[INFORMATION GIVEN]

>>>

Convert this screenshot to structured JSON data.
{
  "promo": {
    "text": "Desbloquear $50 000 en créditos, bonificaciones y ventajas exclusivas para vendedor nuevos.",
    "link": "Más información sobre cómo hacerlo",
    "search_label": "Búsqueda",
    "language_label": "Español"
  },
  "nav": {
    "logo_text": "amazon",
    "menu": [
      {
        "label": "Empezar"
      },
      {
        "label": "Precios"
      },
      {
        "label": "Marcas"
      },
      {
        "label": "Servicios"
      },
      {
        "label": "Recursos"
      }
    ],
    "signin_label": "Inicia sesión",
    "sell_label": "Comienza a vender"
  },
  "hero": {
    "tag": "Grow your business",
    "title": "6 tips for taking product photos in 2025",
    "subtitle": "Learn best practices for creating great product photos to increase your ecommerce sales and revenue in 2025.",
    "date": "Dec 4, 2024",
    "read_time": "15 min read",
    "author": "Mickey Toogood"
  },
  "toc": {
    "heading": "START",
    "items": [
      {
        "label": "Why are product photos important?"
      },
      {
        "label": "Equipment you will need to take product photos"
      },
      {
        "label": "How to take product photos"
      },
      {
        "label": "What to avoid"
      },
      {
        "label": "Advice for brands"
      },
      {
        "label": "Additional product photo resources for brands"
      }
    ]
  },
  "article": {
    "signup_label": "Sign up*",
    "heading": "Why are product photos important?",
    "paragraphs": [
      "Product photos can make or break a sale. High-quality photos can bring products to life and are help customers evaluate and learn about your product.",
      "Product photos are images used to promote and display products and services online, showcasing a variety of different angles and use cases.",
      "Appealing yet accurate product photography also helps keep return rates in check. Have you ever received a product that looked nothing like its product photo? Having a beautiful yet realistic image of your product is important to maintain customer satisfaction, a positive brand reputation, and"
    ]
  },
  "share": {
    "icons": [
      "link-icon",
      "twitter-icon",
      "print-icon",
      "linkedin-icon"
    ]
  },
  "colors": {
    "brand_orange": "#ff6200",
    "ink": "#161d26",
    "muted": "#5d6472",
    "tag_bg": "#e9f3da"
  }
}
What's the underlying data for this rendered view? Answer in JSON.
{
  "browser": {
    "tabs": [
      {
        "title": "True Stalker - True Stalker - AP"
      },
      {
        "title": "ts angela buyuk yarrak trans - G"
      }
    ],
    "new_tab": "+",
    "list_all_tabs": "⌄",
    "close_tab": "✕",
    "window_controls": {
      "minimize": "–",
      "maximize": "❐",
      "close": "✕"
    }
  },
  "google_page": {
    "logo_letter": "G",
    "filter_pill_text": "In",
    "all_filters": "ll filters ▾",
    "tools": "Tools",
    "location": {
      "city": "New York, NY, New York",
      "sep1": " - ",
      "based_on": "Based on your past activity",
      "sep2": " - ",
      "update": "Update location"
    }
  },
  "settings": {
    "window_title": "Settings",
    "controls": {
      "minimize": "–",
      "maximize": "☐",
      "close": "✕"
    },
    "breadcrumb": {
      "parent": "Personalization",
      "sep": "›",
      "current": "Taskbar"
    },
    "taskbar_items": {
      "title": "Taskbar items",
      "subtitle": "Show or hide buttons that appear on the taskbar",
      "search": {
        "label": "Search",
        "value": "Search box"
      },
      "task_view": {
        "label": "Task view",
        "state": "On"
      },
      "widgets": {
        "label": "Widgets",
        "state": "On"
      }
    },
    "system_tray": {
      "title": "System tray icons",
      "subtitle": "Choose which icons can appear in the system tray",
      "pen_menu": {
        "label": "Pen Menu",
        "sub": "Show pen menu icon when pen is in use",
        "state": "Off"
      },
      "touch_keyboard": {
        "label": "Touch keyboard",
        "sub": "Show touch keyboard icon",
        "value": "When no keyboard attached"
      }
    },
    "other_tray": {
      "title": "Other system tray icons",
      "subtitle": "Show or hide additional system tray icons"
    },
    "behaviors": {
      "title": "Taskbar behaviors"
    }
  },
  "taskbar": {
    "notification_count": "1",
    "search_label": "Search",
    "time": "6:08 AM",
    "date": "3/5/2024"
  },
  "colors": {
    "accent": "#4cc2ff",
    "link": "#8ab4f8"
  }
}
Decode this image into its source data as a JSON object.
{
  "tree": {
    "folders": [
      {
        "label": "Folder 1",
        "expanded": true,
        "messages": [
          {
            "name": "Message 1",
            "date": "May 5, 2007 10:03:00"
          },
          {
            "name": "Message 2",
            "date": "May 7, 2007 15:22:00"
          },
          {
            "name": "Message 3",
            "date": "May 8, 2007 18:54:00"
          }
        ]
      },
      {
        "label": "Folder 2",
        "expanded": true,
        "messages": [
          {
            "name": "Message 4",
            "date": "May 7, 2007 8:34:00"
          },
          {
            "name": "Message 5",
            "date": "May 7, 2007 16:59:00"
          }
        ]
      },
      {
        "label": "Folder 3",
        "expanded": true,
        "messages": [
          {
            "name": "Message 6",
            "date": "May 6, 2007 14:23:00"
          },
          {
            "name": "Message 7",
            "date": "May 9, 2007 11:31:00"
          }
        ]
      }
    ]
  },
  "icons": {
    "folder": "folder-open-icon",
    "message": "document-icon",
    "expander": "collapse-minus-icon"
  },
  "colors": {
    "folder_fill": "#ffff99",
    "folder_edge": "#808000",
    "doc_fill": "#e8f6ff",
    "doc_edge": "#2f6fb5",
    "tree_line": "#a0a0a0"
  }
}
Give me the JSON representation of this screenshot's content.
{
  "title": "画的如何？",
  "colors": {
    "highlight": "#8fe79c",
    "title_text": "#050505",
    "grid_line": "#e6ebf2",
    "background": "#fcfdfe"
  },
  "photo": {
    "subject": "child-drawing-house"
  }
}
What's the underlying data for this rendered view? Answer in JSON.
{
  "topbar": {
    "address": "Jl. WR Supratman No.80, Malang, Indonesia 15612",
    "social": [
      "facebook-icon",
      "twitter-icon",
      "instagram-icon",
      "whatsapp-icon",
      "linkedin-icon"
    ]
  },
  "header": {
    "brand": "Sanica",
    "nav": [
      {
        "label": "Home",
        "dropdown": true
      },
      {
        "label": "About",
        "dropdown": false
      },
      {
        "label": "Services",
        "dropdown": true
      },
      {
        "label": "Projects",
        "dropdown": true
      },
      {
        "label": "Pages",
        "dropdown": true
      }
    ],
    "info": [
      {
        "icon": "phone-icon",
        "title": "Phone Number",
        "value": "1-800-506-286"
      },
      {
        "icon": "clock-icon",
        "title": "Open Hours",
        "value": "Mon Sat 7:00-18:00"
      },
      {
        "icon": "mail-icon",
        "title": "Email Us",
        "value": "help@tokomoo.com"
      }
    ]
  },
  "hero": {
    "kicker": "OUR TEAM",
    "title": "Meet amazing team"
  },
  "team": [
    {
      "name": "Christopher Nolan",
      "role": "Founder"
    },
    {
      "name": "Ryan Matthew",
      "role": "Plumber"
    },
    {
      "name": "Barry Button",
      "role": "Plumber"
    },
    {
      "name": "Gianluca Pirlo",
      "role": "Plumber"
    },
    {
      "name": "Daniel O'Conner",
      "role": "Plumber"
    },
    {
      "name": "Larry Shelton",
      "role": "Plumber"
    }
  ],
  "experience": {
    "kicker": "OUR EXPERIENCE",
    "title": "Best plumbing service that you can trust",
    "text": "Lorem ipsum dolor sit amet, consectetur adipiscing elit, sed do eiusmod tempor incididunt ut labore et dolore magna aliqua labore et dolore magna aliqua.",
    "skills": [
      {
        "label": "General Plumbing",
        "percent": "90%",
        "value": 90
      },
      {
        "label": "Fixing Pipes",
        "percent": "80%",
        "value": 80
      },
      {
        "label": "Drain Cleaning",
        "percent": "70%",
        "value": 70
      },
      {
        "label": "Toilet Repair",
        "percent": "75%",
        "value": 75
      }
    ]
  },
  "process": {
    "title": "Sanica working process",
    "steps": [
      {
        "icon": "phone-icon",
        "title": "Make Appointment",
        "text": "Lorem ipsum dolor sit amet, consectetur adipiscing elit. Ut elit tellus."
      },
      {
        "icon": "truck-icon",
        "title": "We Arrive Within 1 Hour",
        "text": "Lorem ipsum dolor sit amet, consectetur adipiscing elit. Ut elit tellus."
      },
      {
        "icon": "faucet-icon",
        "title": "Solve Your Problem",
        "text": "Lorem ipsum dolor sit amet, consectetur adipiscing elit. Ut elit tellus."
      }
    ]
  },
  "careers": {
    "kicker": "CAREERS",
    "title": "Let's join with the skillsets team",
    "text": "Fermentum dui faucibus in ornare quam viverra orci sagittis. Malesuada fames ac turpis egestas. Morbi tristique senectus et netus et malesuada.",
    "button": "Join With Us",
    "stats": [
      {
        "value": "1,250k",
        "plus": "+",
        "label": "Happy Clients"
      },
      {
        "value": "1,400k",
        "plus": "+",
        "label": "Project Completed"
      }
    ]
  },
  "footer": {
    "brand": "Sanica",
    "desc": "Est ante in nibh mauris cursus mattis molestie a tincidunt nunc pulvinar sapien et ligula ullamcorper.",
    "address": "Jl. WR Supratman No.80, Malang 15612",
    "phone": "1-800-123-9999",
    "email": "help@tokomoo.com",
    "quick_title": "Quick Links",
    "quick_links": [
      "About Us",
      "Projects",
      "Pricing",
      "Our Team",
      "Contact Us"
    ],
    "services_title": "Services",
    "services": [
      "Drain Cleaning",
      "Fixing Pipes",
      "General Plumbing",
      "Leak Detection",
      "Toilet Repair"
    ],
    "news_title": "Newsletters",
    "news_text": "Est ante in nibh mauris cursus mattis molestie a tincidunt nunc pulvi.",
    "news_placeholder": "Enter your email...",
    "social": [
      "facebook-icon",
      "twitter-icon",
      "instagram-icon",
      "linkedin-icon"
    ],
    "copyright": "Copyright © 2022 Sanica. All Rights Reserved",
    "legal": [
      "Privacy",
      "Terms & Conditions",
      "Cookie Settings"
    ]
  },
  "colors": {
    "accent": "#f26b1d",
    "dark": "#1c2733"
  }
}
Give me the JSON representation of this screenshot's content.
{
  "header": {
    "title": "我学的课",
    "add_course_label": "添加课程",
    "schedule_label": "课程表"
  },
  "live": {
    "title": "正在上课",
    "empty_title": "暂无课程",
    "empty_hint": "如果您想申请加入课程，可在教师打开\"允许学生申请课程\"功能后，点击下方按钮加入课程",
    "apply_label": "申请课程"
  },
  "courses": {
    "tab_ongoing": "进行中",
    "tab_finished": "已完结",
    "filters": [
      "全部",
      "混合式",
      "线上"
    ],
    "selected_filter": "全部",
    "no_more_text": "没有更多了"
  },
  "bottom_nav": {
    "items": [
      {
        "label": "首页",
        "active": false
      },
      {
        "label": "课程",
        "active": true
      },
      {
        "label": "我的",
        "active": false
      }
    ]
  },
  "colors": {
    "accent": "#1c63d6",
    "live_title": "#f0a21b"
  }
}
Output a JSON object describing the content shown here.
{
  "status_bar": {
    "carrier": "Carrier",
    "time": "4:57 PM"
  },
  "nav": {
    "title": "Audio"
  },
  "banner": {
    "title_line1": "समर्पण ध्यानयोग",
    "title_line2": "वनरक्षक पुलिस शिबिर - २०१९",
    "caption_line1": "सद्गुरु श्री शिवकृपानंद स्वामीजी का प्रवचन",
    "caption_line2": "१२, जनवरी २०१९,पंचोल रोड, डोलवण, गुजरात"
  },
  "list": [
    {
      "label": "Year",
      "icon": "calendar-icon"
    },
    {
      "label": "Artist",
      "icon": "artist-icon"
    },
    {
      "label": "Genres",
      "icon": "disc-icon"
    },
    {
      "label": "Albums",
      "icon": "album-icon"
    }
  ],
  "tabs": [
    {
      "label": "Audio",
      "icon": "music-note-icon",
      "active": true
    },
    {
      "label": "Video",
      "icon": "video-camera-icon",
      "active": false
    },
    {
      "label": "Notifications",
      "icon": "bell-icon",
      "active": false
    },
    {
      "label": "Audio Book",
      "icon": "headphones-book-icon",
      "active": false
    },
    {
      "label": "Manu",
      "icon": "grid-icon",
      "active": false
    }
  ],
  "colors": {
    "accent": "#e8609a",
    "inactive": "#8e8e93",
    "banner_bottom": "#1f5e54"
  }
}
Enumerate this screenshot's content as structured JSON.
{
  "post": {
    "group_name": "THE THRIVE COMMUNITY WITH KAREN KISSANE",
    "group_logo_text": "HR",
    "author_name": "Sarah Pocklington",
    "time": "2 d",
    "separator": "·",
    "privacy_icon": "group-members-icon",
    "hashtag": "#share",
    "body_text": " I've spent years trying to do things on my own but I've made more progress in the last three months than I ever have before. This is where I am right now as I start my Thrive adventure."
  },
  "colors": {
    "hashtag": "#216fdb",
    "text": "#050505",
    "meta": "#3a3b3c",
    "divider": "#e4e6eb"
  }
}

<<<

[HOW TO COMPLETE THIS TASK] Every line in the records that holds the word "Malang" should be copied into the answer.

[FINISHED EXERCISE]
    "address": "Jl. WR Supratman No.80, Malang, Indonesia 15612",
    "address": "Jl. WR Supratman No.80, Malang 15612",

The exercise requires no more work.